So, after “Potholes in the Sky” experience, I made it to my connecting flight, boarded without issue, buckled up, and sat back after the cabin door was closed, then…….. nothing. We waited. And waited. And after about 25 min, the captain greeted us through the intercom and says “well, we’re sorry for the delay, but the guys down loading the baggage said there are a few screws loose on the plane, so it will b a while before we can leave the gate”. My attention immediately split into two co-developing thoughts: 1) “Hmmm… after the last flight, I’d rather they notice the loose screws and take care of them before we get in the air.” (I actually said something to this effect to the couple sitting next to me while chuckling.), and 2) You should never tell a psychologist who sees the world as an existential canvas that there are “a few screws loose on the plane”.
In my world, we all have screws loose. We wouldn’t be experiencing the human condition if we didn’t all need “tightening up” in one way or another. I recently used the words “earth school” with someone when explaining that we are all here to learn from our experiences. He hadn’t heard it put that way, but agreed with the description since he and I see the world through spiritual eyes.

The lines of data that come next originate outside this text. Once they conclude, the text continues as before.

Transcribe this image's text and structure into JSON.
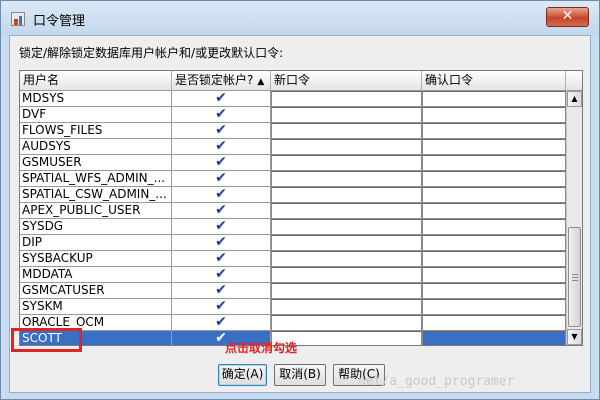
{
  "window": {
    "title": "口令管理",
    "close_symbol": "✕"
  },
  "instruction": "锁定/解除锁定数据库用户帐户和/或更改默认口令:",
  "table": {
    "columns": [
      "用户名",
      "是否锁定帐户?",
      "新口令",
      "确认口令"
    ],
    "sort_arrow": "▲",
    "sorted_column": "是否锁定帐户?",
    "check_symbol": "✔",
    "rows": [
      {
        "user": "MDSYS",
        "locked": true
      },
      {
        "user": "DVF",
        "locked": true
      },
      {
        "user": "FLOWS_FILES",
        "locked": true
      },
      {
        "user": "AUDSYS",
        "locked": true
      },
      {
        "user": "GSMUSER",
        "locked": true
      },
      {
        "user": "SPATIAL_WFS_ADMIN_...",
        "locked": true
      },
      {
        "user": "SPATIAL_CSW_ADMIN_...",
        "locked": true
      },
      {
        "user": "APEX_PUBLIC_USER",
        "locked": true
      },
      {
        "user": "SYSDG",
        "locked": true
      },
      {
        "user": "DIP",
        "locked": true
      },
      {
        "user": "SYSBACKUP",
        "locked": true
      },
      {
        "user": "MDDATA",
        "locked": true
      },
      {
        "user": "GSMCATUSER",
        "locked": true
      },
      {
        "user": "SYSKM",
        "locked": true
      },
      {
        "user": "ORACLE_OCM",
        "locked": true
      },
      {
        "user": "SCOTT",
        "locked": true,
        "selected": true
      }
    ]
  },
  "scrollbar": {
    "up_symbol": "▲",
    "down_symbol": "▼"
  },
  "annotation": "点击取消勾选",
  "buttons": {
    "ok": "确定(A)",
    "cancel": "取消(B)",
    "help": "帮助(C)"
  },
  "watermark": "net/a_good_programer",
  "colors": {
    "selection": "#3a6fc6",
    "check": "#1d3f9c",
    "annotation": "#e32424"
  }
}
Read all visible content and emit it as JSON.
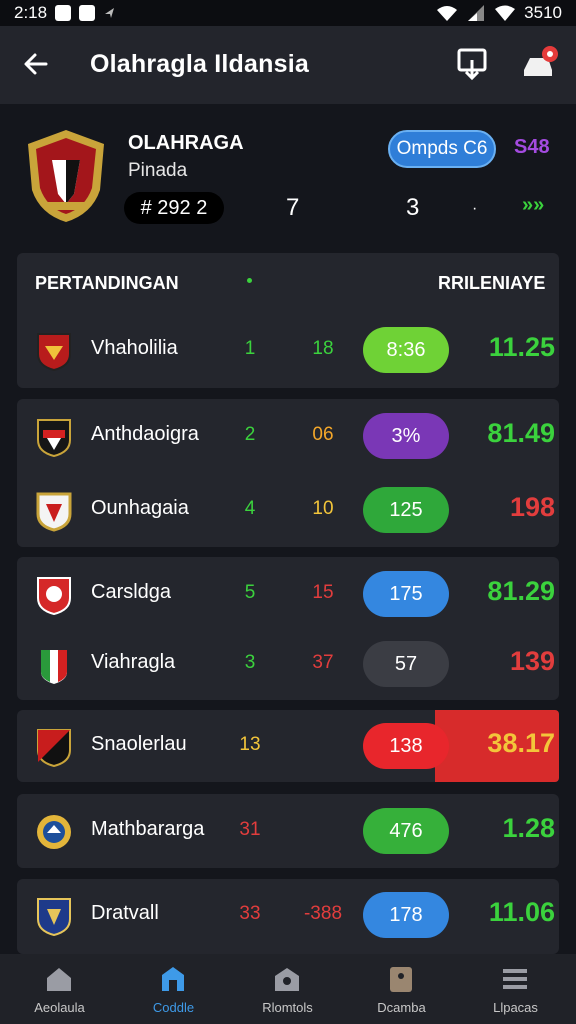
{
  "status_bar": {
    "time": "2:18",
    "battery": "3510"
  },
  "app_bar": {
    "title": "Olahragla Ildansia"
  },
  "team": {
    "name": "OLAHRAGA",
    "subtitle": "Pinada",
    "code": "# 292 2",
    "stat_a": "7",
    "stat_b": "3",
    "stat_c": "·",
    "trend": "»»",
    "action_pill": "Ompds C6",
    "score_purple": "S48"
  },
  "table": {
    "col_left": "PERTANDINGAN",
    "col_right": "RRILENIAYE",
    "rows": [
      {
        "name": "Vhaholilia",
        "n1": "1",
        "n2": "18",
        "pill": "8:36",
        "value": "11.25"
      },
      {
        "name": "Anthdaoigra",
        "n1": "2",
        "n2": "06",
        "pill": "3%",
        "value": "81.49"
      },
      {
        "name": "Ounhagaia",
        "n1": "4",
        "n2": "10",
        "pill": "125",
        "value": "198"
      },
      {
        "name": "Carsldga",
        "n1": "5",
        "n2": "15",
        "pill": "175",
        "value": "81.29"
      },
      {
        "name": "Viahragla",
        "n1": "3",
        "n2": "37",
        "pill": "57",
        "value": "139"
      },
      {
        "name": "Snaolerlau",
        "n1": "13",
        "n2": "",
        "pill": "138",
        "value": "38.17"
      },
      {
        "name": "Mathbararga",
        "n1": "31",
        "n2": "",
        "pill": "476",
        "value": "1.28"
      },
      {
        "name": "Dratvall",
        "n1": "33",
        "n2": "-388",
        "pill": "178",
        "value": "11.06"
      }
    ]
  },
  "nav": [
    {
      "label": "Aeolaula",
      "icon": "home-icon"
    },
    {
      "label": "Coddle",
      "icon": "stadium-icon"
    },
    {
      "label": "Rlomtols",
      "icon": "team-icon"
    },
    {
      "label": "Dcamba",
      "icon": "ticket-icon"
    },
    {
      "label": "Llpacas",
      "icon": "menu-icon"
    }
  ]
}
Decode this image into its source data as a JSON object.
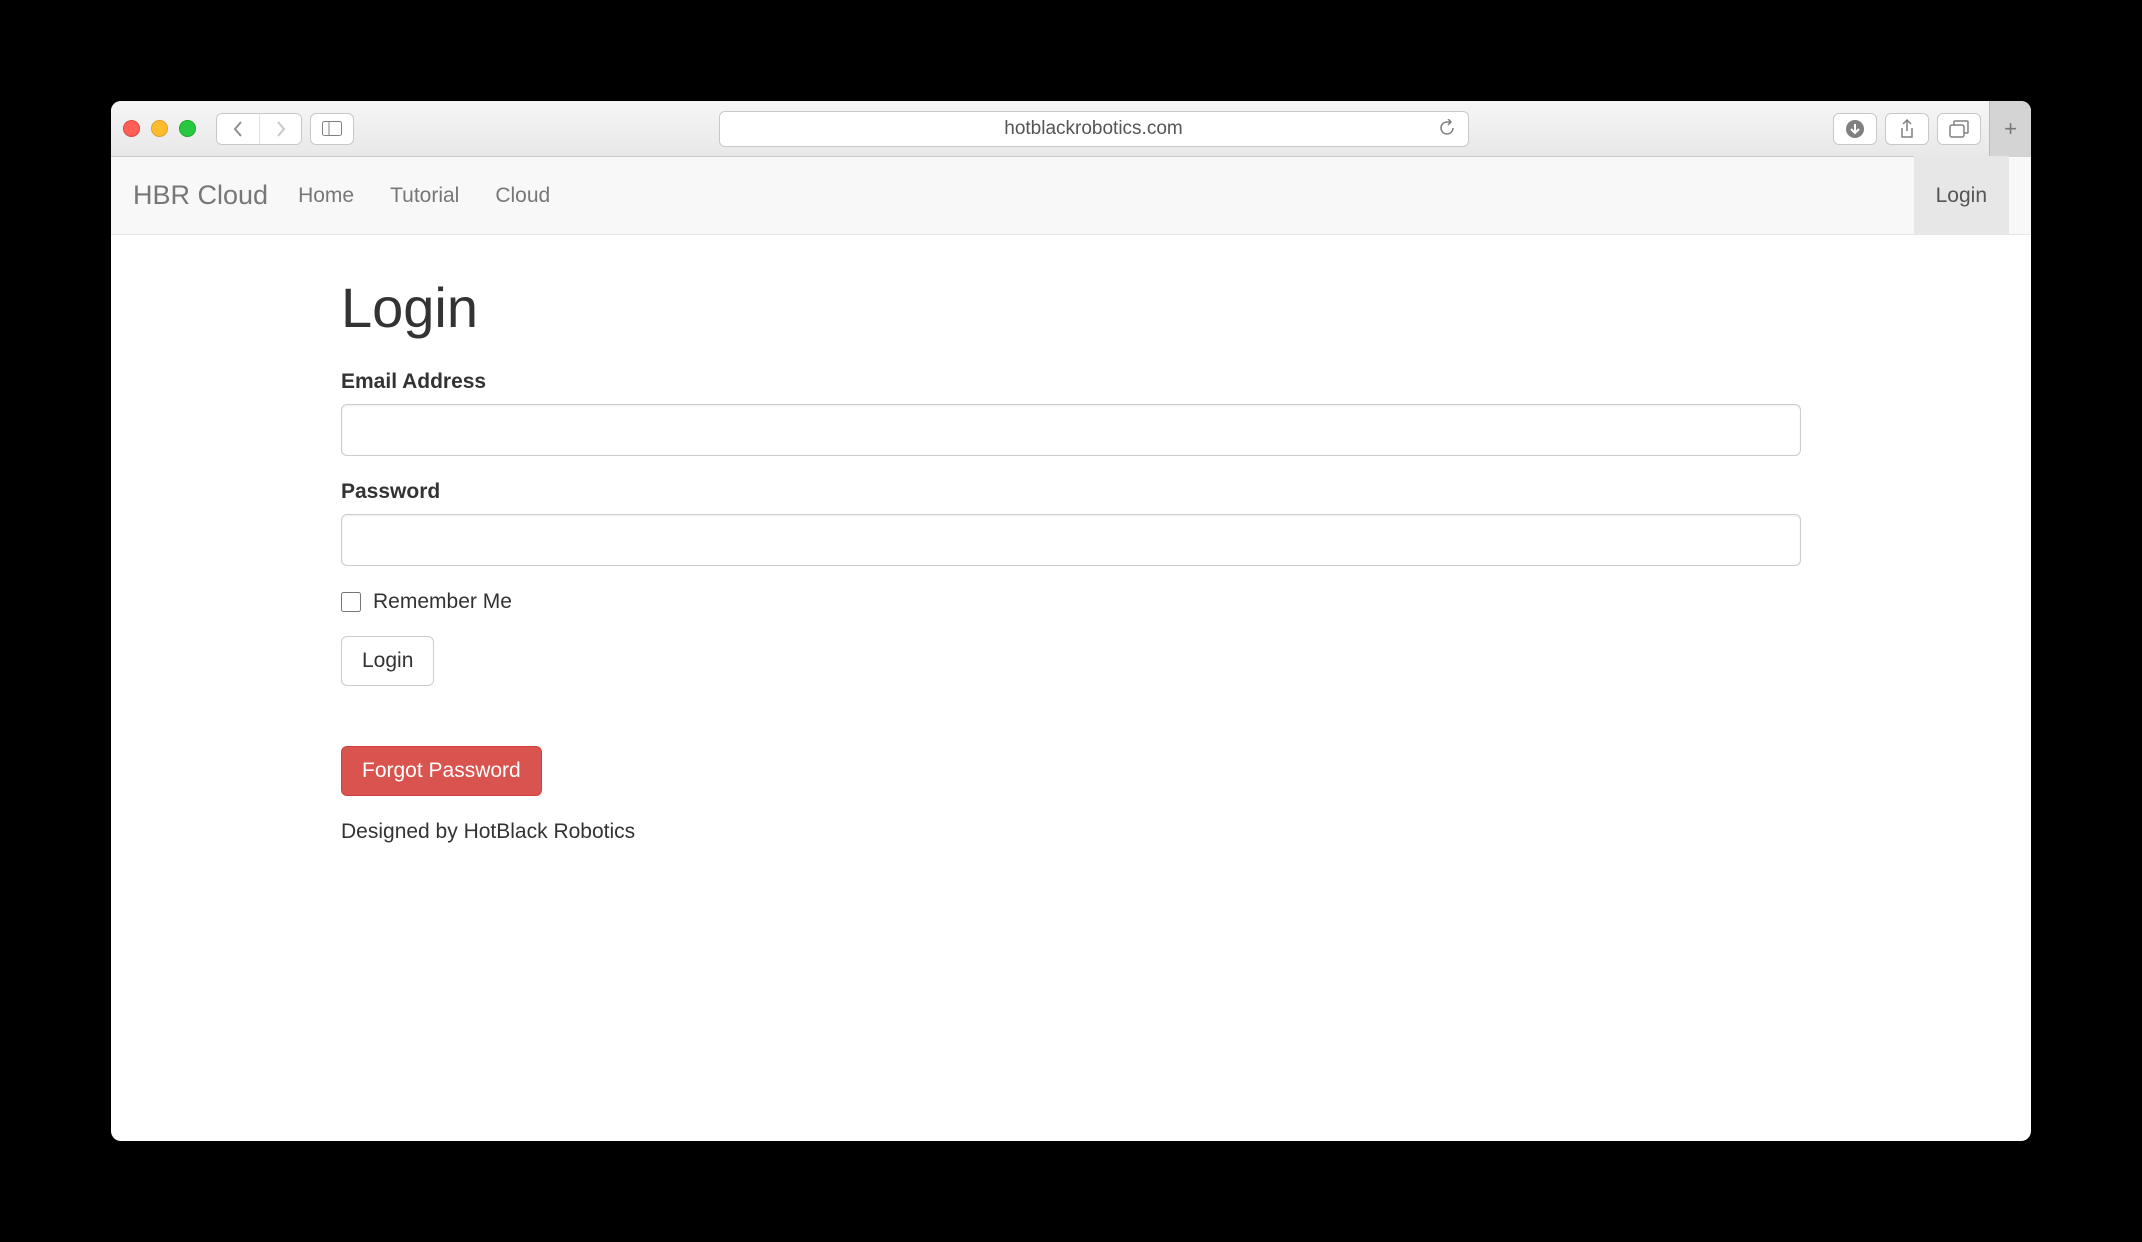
{
  "browser": {
    "address": "hotblackrobotics.com"
  },
  "navbar": {
    "brand": "HBR Cloud",
    "links": [
      "Home",
      "Tutorial",
      "Cloud"
    ],
    "login": "Login"
  },
  "page": {
    "title": "Login",
    "email_label": "Email Address",
    "email_value": "",
    "password_label": "Password",
    "password_value": "",
    "remember_label": "Remember Me",
    "login_button": "Login",
    "forgot_button": "Forgot Password",
    "footer": "Designed by HotBlack Robotics"
  }
}
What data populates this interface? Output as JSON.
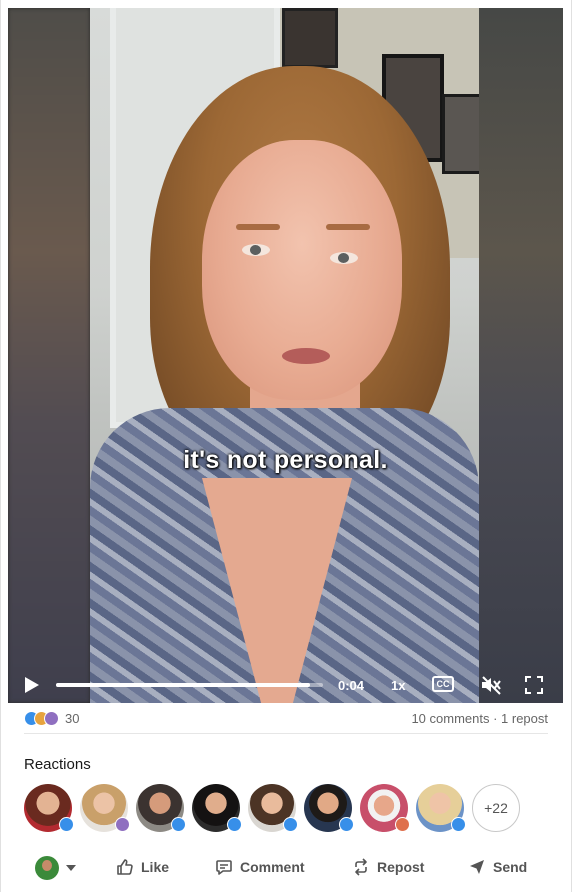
{
  "video": {
    "caption": "it's not personal.",
    "time": "0:04",
    "speed": "1x",
    "cc_label": "CC",
    "progress": 0.95
  },
  "social": {
    "reaction_count": "30",
    "comments_reposts": "10 comments · 1 repost"
  },
  "reactions": {
    "title": "Reactions",
    "more_label": "+22"
  },
  "actions": {
    "like": "Like",
    "comment": "Comment",
    "repost": "Repost",
    "send": "Send"
  },
  "colors": {
    "like_blue": "#378fe9",
    "celebrate": "#e7a33e",
    "love": "#df704d",
    "insightful": "#f5bb5c"
  }
}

The truth is, the human condition breaks us down—it loosens our foundation, undoes the nuts and bolts that hold us together, jolts and throws us around at times, and pretty much makes our lives wobbly and disheveled. My job is to help people learn about their vulnerabilities and reconstruct their lives to be stronger, more durable, and less affected by anything else that may happen in the future. That’s evolution, folks. Growing beyond the bumps and bruises and tightening our understanding of ourselves, those in our life, the world, and anything beyond.
If we had it all figured out, we wouldn’t have loose screws, we’d be dead. In other words, as long as you are aware that there are things to work on, you are on the right path. It’s those who aren’t aware or aren’t interested in learning and growing that concern me the most. I can’t for the life of me understand how that is a fulfilling way to live. But perhaps that is a point I need to explore.
Our consciousness requires us to explore the loose screws. Sometimes we even have to remove them, whether they be people, jobs, locations, etc. in order to determine if these are really what we need to secure our path. If there is no stability that these things provide, it could very well be the case that the loose screws need to be replaced. Our faulty thinking, biases, familial influences, bad habits, etc. all metaphorically represent loose screws as well. And yet, many of us maintain bad relationships, unhealthy work environments, and undesirable ways of living rather than replacing or removing these faulty aspects of our lives.
So, I don’t know about you, but I’m constantly inspecting my foundation and structure to see where the weak points are. I try improve what I can when I can, but I’m also well aware that I need to recheck those nuts and bolts periodically to make sure nothing in life has come loose. That’s soul health. And that’s evolution.
It’s a good thing I just bought a new cordless screwdriver. There’s a lot of work to be done.